Last year we let a friend store a couple of pallets of wine in our cellars, so that he would not have to pay three months’ storage fees at a depot in Carcassonne. When it was shipped from the depot to us, the accompanying documents had us down as the destination. They wanted to know what we had done with the wine.
“Well, nothing” we said, “it wasn’t ours to do anything with.”
We had broken the law. As winegrowers in France, you are simply not allowed to have anyone else’s wine in your cellars. Understandable if you stop to think about it, but not necessarily the first thing you think of when you are helping out a friend. Call it stupid.
All this was minutely recorded by the one with the briefcase, while the one in the sunglasses drank his coffee. They were perfectly pleasant, and well within their rights; and you have to admit, the system is pretty efficient if it can home in on three pallets of un-owned wine in the Rives-Blanques cellars… which have long since been sold by their rightful owner and gone their separate ways. Oh well, so now we know.
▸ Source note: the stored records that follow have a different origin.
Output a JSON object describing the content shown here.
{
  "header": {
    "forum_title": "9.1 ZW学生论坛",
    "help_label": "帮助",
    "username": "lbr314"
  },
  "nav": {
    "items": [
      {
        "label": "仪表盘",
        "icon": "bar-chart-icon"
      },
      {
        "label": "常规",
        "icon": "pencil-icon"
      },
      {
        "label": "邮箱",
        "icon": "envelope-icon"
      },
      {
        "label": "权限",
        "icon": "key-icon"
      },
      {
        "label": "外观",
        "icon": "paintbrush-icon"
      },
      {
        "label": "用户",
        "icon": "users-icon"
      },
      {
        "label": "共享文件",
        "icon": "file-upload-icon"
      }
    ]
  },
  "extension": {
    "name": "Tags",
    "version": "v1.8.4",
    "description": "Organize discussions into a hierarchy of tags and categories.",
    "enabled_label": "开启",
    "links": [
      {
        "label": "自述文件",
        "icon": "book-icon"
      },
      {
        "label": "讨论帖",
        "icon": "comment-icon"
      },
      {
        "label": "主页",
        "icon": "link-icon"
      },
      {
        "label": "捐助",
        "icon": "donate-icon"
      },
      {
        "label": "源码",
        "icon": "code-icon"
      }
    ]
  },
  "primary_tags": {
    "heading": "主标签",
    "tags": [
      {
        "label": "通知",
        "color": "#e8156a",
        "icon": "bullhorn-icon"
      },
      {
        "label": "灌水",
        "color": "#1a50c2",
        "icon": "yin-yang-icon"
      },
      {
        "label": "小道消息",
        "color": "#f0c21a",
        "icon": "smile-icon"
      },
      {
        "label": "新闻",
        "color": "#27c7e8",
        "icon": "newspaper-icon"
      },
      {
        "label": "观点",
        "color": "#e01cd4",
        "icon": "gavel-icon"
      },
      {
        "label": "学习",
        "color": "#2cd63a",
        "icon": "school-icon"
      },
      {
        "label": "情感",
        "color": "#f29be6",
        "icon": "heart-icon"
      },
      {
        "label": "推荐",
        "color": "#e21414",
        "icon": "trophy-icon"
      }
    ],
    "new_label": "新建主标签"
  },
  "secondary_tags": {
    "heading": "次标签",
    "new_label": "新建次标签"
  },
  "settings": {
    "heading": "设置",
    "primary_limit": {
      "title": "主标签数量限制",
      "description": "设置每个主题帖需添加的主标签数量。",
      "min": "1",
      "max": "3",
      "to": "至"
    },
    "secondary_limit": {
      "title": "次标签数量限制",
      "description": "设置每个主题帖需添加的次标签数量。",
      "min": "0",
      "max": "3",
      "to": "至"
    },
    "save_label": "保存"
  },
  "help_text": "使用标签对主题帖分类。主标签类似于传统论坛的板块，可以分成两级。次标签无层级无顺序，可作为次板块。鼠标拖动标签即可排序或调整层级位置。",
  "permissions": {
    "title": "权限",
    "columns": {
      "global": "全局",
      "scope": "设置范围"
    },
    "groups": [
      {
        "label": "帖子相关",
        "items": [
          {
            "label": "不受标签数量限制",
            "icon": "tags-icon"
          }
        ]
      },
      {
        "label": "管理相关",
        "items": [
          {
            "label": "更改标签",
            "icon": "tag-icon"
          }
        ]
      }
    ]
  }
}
And have to dig in our pockets to pay a small fine.
The Inspectors leave. As they go, a car pulls up and some punters pour out to taste some wines. We have already been ticked off by the Pays Cathare inspector for not having the opening hours of our tasting room properly displayed. (“But people can come any time” we wail, “if we are here, that is.”) They have slotted their car with gay abandon next to a tractor. As I descend down the ramp with the Inspector to wave him off, the phone starts ringing up in the office. One, two, three, four, five times, it rings.
“There’s no way”, I say, “that I could ever get back up there by now to answer that phone”
Six, seven …
“But I could have got there by now.”
Some how it’s been a long day, and it is only 10:00 am.
Sunday 30 May
Graduated and Graduating
A couple of exhausting and exhaustive days in the USA wholly centred around SAIS at Johns Hopkins University in Washington DC, and Columbia University in NYC – Xaxa graduated from the former with a very distinguished Masters in hand, and our wines graduated into the latter. In between, the Met, the MOMA, Central Park all ticked and done, and as many American wines as can decently be drunk over three days apprised and appraised: Ramey 2005 and Kistler 2005 chardonnays, Rochioli barrel fermented sauvignon 2007, a 2007 Laetitia pinot noir, and a viognier and another pinot who remain nameless, and deservedly so.
And here we are, sitting at Dulles airport waiting to fly home …
So that we can pack our bags again and fly on to Belgium on Tuesday. Which by all accounts seems to be the day after tomorrow.
To be continued /….
It has to be said that the comments made here should never be taken too seriously and may not necessarily reflect the views of the sensible side of Rives-Blanques